- Michael's video collage at: http://www.youtube.com/watch?v=AIbEc6nKAQM
On Monday we returned to Sao Paulo where Bee had arranged for us to present morning and afternoon at a PCI (pre-conference institute). I had presentations myself on Wednesday and Thursday and was mulling how to best set up an ePortfolio portal for them when on Tuesday I settled on a wiki format. So what happened in these days is best viewed at that portal http://braz2010vance.pbworks.com/ with links from that page and from the sidebar to more information on the PCI, my demonstration of tag games Wednesday, and my talk on PLNs for educators Thursday; with photos aggregated on the tag braztesol10:
There is a link at my wiki to the next stop on the itinerary. Casa Thomas Jefferson in Brasilia were hosting a conference on Thursday and Friday and we flew up for the second day. We were taken to a great buffet lunch and then to a room at CTJ where our event was scheduled. I had got my colleagues to title it "Thinking SMALL" to accommodate my new acronym for CALL, social media assisted language learning. I don't think we actually mentioned the acronym during our presentations, which took on a sort of free-form structure, where we asked participants to tell us why they had joined us, and took it in turn from there. As usual we took videos and pictures and posted online to leave a record of the event; e.g.
- and Michael's take: http://groups.yahoo.com/group/evonline2002_webheads/message/26140

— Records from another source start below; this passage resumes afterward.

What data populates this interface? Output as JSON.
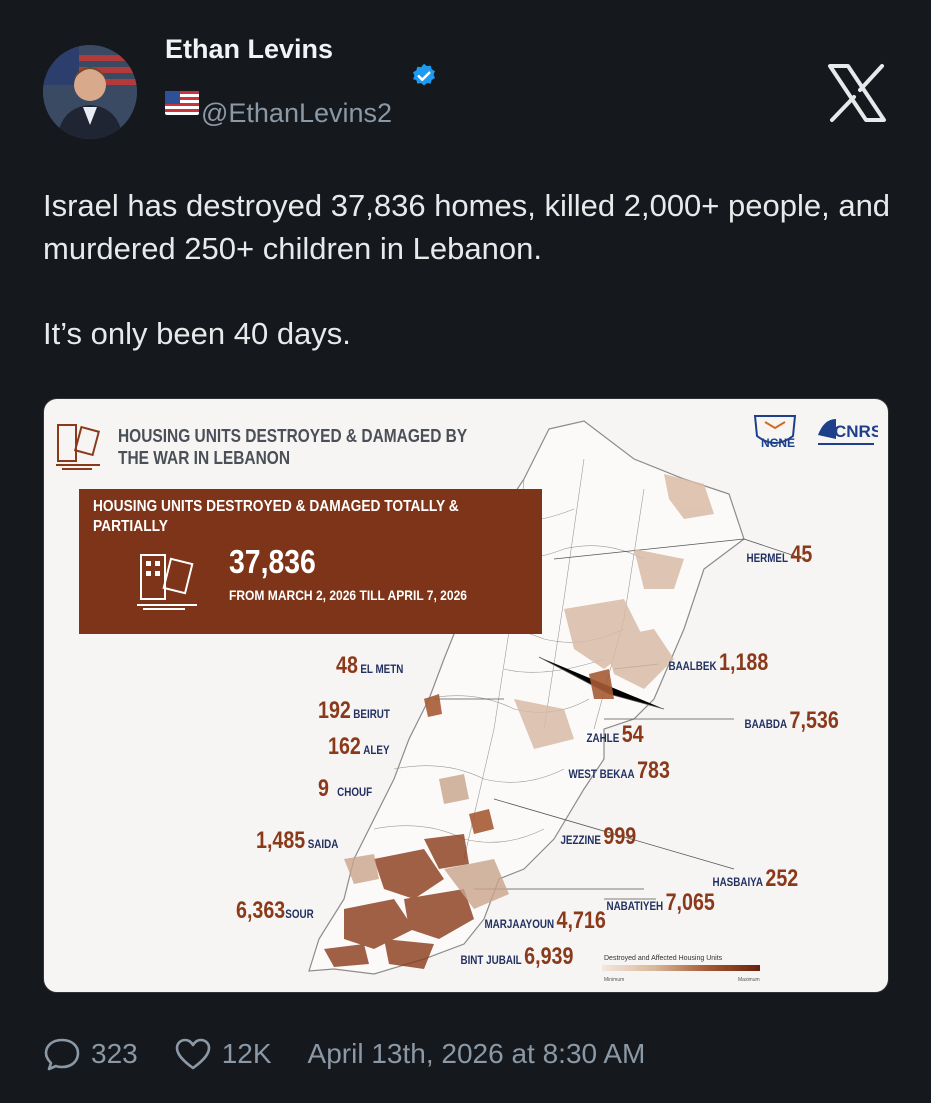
{
  "author": {
    "name": "Ethan Levins",
    "handle": "@EthanLevins2",
    "flag_emoji": "🇺🇸",
    "verified_color": "#1d9bf0"
  },
  "tweet": {
    "paragraphs": [
      "Israel has destroyed 37,836 homes, killed 2,000+ people, and murdered 250+ children in Lebanon.",
      "It’s only been 40 days."
    ]
  },
  "infographic": {
    "title": "HOUSING UNITS DESTROYED & DAMAGED BY THE WAR IN LEBANON",
    "banner_title": "HOUSING UNITS DESTROYED & DAMAGED TOTALLY & PARTIALLY",
    "total": "37,836",
    "date_range": "FROM MARCH 2, 2026 TILL APRIL 7, 2026",
    "logos": [
      "NCNE",
      "CNRS"
    ],
    "districts": [
      {
        "name": "EL METN",
        "value": "48"
      },
      {
        "name": "BEIRUT",
        "value": "192"
      },
      {
        "name": "ALEY",
        "value": "162"
      },
      {
        "name": "CHOUF",
        "value": "9"
      },
      {
        "name": "SAIDA",
        "value": "1,485"
      },
      {
        "name": "SOUR",
        "value": "6,363"
      },
      {
        "name": "HERMEL",
        "value": "45"
      },
      {
        "name": "BAALBEK",
        "value": "1,188"
      },
      {
        "name": "BAABDA",
        "value": "7,536"
      },
      {
        "name": "ZAHLE",
        "value": "54"
      },
      {
        "name": "WEST BEKAA",
        "value": "783"
      },
      {
        "name": "JEZZINE",
        "value": "999"
      },
      {
        "name": "HASBAIYA",
        "value": "252"
      },
      {
        "name": "NABATIYEH",
        "value": "7,065"
      },
      {
        "name": "MARJAAYOUN",
        "value": "4,716"
      },
      {
        "name": "BINT JUBAIL",
        "value": "6,939"
      }
    ],
    "legend": {
      "title": "Destroyed and Affected Housing Units",
      "min": "Minimum",
      "max": "Maximum"
    },
    "colors": {
      "banner": "#7d3418",
      "number": "#8a3a1a",
      "district": "#223061"
    }
  },
  "footer": {
    "replies": "323",
    "likes": "12K",
    "timestamp": "April 13th, 2026 at 8:30 AM"
  }
}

From there the FLNW crew enjoyed a Saturday with samba in Brasilia and progressed by plane on an early flight back to Sao Paulo where we arrived at Bee's flat and got onto wireless just in time to catch Claire Siskin in Pennsylvania, Anitha Devi in India, and Rick Rosenthal in Amman Jordan at the tail end of the weekly Webheads Sunday noon GMT meeting at http://tappedin.org. We then hopped in Bee's car and drove 4 hours to the tiny bay of Toque Toque Piqueno, at a picture postcard beach house where Pierre was waiting for us with the shrimp and vegetables that would become our dinner. Visions of wireless dancing in our heads were quickly dashed by reality, and we were forced to postpone a projected podcast with Alex Hayes and turn our attentions instead to the white sand beach with its alluring cool water for bathing.

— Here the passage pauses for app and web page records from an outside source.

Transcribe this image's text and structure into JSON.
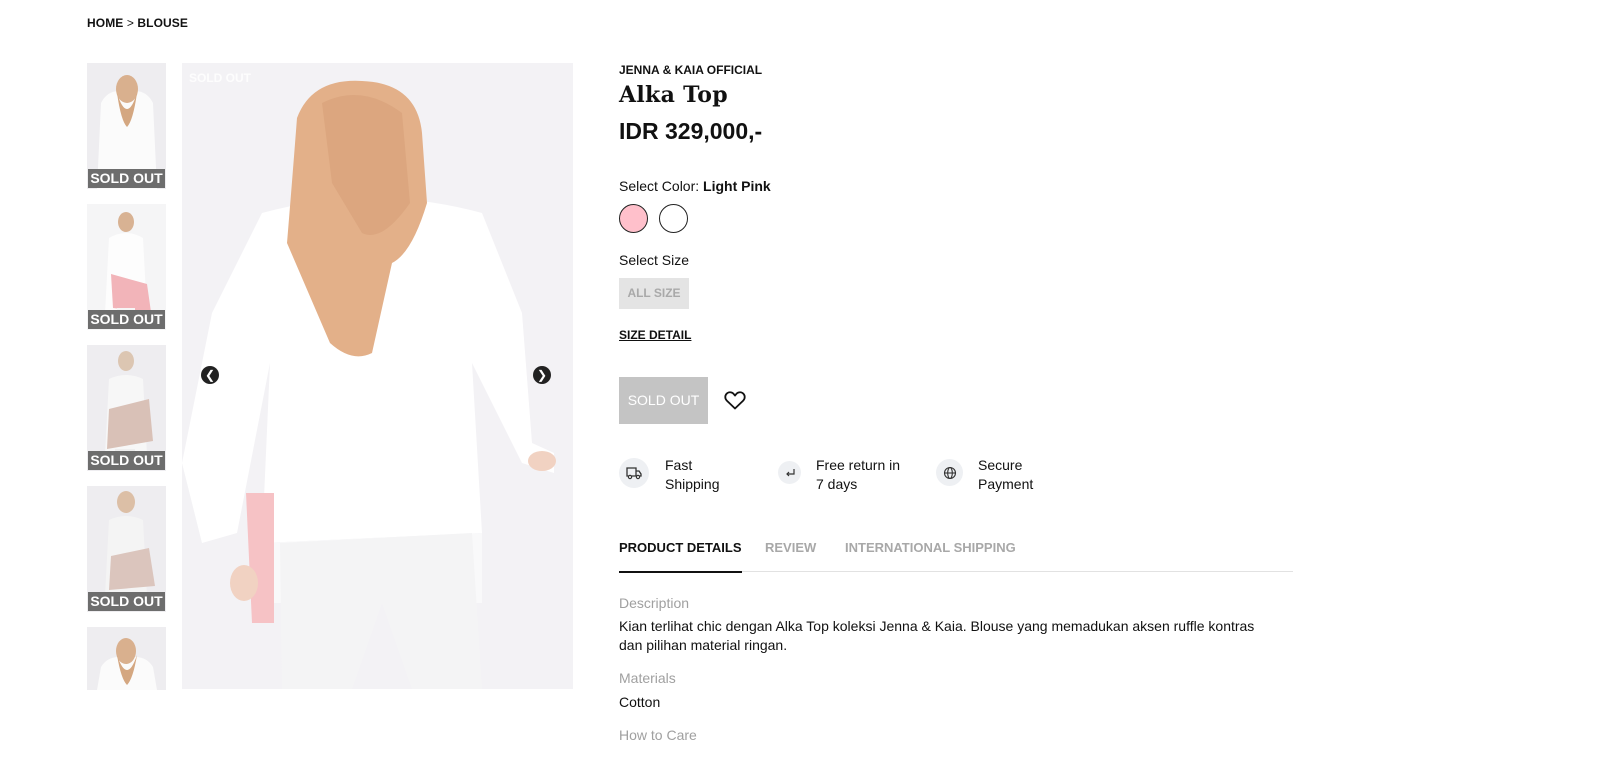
{
  "breadcrumb": {
    "home": "HOME",
    "separator": ">",
    "category": "BLOUSE"
  },
  "gallery": {
    "thumb_badge": "SOLD OUT",
    "main_badge": "SOLD OUT",
    "thumb_count": 5
  },
  "product": {
    "brand": "JENNA & KAIA OFFICIAL",
    "name": "Alka Top",
    "price": "IDR 329,000,-",
    "color_label": "Select Color:",
    "color_value": "Light Pink",
    "colors": [
      {
        "name": "Light Pink",
        "hex": "#ffc0cb"
      },
      {
        "name": "White",
        "hex": "#ffffff"
      }
    ],
    "size_label": "Select Size",
    "size_option": "ALL SIZE",
    "size_detail": "SIZE DETAIL",
    "cta": "SOLD OUT"
  },
  "features": [
    {
      "icon": "truck-icon",
      "line1": "Fast",
      "line2": "Shipping"
    },
    {
      "icon": "return-icon",
      "line1": "Free return in",
      "line2": "7 days"
    },
    {
      "icon": "globe-icon",
      "line1": "Secure",
      "line2": "Payment"
    }
  ],
  "tabs": [
    "PRODUCT DETAILS",
    "REVIEW",
    "INTERNATIONAL SHIPPING"
  ],
  "details": {
    "description_title": "Description",
    "description": "Kian terlihat chic dengan Alka Top koleksi Jenna & Kaia. Blouse yang memadukan aksen ruffle kontras dan pilihan material ringan.",
    "materials_title": "Materials",
    "materials": "Cotton",
    "care_title": "How to Care"
  }
}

Hopefully the future of learning in a networked world will include ubiquitous access to always-on connectivity, where bandwidth is as plentiful as water. In our case, access to Internet, when we had it, was limited due to the incessant hospitality of the Brazilians we were with, who liked to sit for hours in restaurants, enjoying each other's company, while sipping the local beverages.
Here at Toque Toque Piqueno, where we have time but no bandwidth, I'm composing this blog post with hopes of posting it on arrival at our hotel in Paraty, where we should end up at some point today (and which SHOULD have wireless, and we'll see when we get there).
If we do find a connection, we might try to hook up with FLNW as planned, and after two nights in Paraty we'll return to Sao Paulo and go our separate ways, Michael back to Australia via Chile, Bobbi back home to UAE via Houston, and me on to Porto Seguro where I'll meet (at long last) Felix Zaniboni, one of our orginal webheads from 1998 or earlier http://prosites-vstevens.homestead.com/files/efi/efwbahia.htm. Then I'll be back in Buenos Aires on Aug 8 for a pair of talks on August 9 and 10 with webheads there, an additional day in BsAs in case anyone wants to meet me on Aug 11, or otherwise I might pop on the ferry to Uraguay for a day trip, and then I leave the FLNW trail for a brief sojourn in Peru before returning to Houston and home to Abu Dhabi to reunite with my dear wife Bobbi.
on reflection ...
No comments yet, but here's a good question: